Houston Astros: Weeding out the 40-man Roster, Robbie Grossman


With the World Series now behind us, it is time for the MLB offseason to begin officially. One order of business is determining how to situate the 40-man roster for future additions to the club, such as free agency, trades, or the Rule 5 draft. But who deserves to stay or go from the Houston Astros 40-man roster?

The team has already announced that they are declining right-handed pitcher Chad Qualls’ $3.5 million club option for 2016. There are sure to be even more names joining him on the list of former Astros this offseason. One name that pops into mind is none other than outfielder Robbie Grossman.

Why Grossman specifically, you may ask?

For one he plays in a position that is awfully crowded, even if Colby Rasmus decides to walk. This is an outfield that when healthy projects to have Carlos Gomez in center, George Springer in right, and most likely a platoon set up with Jake Marisnick and Preston Tucker in left. And the issue of where Evan Gattis plays when a specific lineup configuration is used only further complicates playing time. And with more outfield prospects advancing throughout the system, Grossman may find an issue with getting adequate playing time on the major- and minor-league level.

Another reason Grossman may find himself off the 40-man roster soon is that he has failed to live up to any of the promises that the Astros envisioned for him since his solid finish to the 2013 season. He has had two full seasons to show the Astros what they are missing, and while he has been adequate in his time with the Astros Triple-A affiliates, it hasn’t been like he was setting the world on fire.

For instance, he finished the 2015 season in Triple-A Fresno Grizzlies with a .254/.354/.349 batting stat line. That equated into a 93 wRC+ with a .325 wOBA, which is below average. And don’t forget that Grossman did appear in 24 major league games in 2015, but only hitting .143/.222/.245 for a 28 wRC+. Now his 2015 sample size is quite limited, but given his track record in the minors the production has failed to justify a roster spot on the Astros 40-man roster any longer.

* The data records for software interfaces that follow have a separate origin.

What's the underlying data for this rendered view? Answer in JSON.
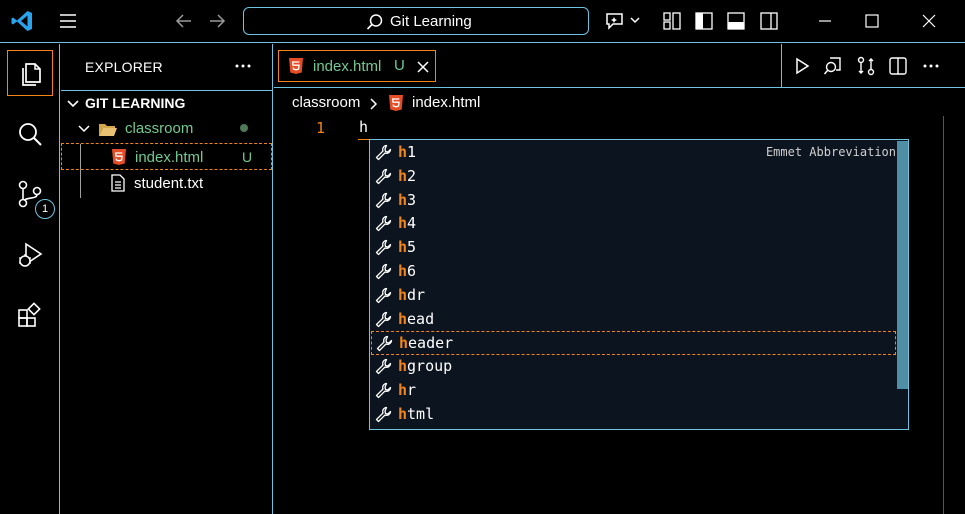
{
  "titlebar": {
    "search_text": "Git Learning"
  },
  "activity": {
    "source_control_badge": "1"
  },
  "sidebar": {
    "title": "EXPLORER",
    "root_label": "GIT LEARNING",
    "folder_label": "classroom",
    "files": [
      {
        "label": "index.html",
        "status": "U"
      },
      {
        "label": "student.txt",
        "status": ""
      }
    ]
  },
  "editor": {
    "tab": {
      "label": "index.html",
      "status": "U"
    },
    "breadcrumb": {
      "folder": "classroom",
      "file": "index.html"
    },
    "line_number": "1",
    "code": "h"
  },
  "suggest": {
    "detail": "Emmet Abbreviation",
    "items": [
      {
        "match": "h",
        "rest": "1"
      },
      {
        "match": "h",
        "rest": "2"
      },
      {
        "match": "h",
        "rest": "3"
      },
      {
        "match": "h",
        "rest": "4"
      },
      {
        "match": "h",
        "rest": "5"
      },
      {
        "match": "h",
        "rest": "6"
      },
      {
        "match": "h",
        "rest": "dr"
      },
      {
        "match": "h",
        "rest": "ead"
      },
      {
        "match": "h",
        "rest": "eader"
      },
      {
        "match": "h",
        "rest": "group"
      },
      {
        "match": "h",
        "rest": "r"
      },
      {
        "match": "h",
        "rest": "tml"
      }
    ],
    "focused_index": 8
  },
  "colors": {
    "accent_border": "#6fc3df",
    "focus_border": "#f38518",
    "untracked": "#73c991",
    "html_icon": "#e44d26"
  }
}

More from Climbing Tal's Hill

Other Astros’ Outfield Prospects

Perhaps the biggest reason the Astros could elect to waive Grossman 40-man roster is the upcoming Rule 5 draft. As all Astros fans remember last year, the front office made some interesting choices of who to leave off the 40-man roster, specifically Delino DeShields Jr. That was due more from lack of available roster spots in relation to the excess minor league talent advancing through the system. But the Astros may be afraid to let another DeShields slip through the cracks again, which is why Grossman is one of the most logical candidates to drop from the 40-man roster. His roster spot could be used on any one of the numerous prospects that Astros’ fans have become familiar with over the years.

Outfielder Andrew Aplin is one name that comes to mind. Aplin may have limited ceiling, but he has traditionally historically has a favorable strikeout-to-walk ratio in the minors. This could be of value to the Astros, especially if the front office projects Aplin to have a solid hit tool and a penchant for walks, albeit with little power. And with Aplin already reaching the Triple-A level he could be viewed as an outfield replacement in the majors next season with more long-term control than Grossman.

Nolan Fontana is another name most fans should know about, as he was the second-round pick by the Astros in the same draft that netted Carlos Correa and Lance McCullers. Unlike his peers, Fontana has had issues with injuries and poor production in the minors. But the potential is still there, especially if Fontana can keep his traditionally high OBP numbers in the above-average range. Don’t forget that the Astros did invest a high draft pick in Fontana so there is doubt that they would give up on him so easily at this point in his professional career.

Next: Astros: Weeding out the 40-man roster, Chad Qualls

Aplin and Fontana along with a few other minor leaguers in the Astros system currently hold more potential than Grossman. And with his drop in production taken into account it definitely appears that Grossman could be a prime candidate to be dropped from the 40-man roster. At the end of the day baseball is a business, and the Astros undoubtedly will be examining every possible move before the start of the 2016 season to set the organization up for short- and long-term success.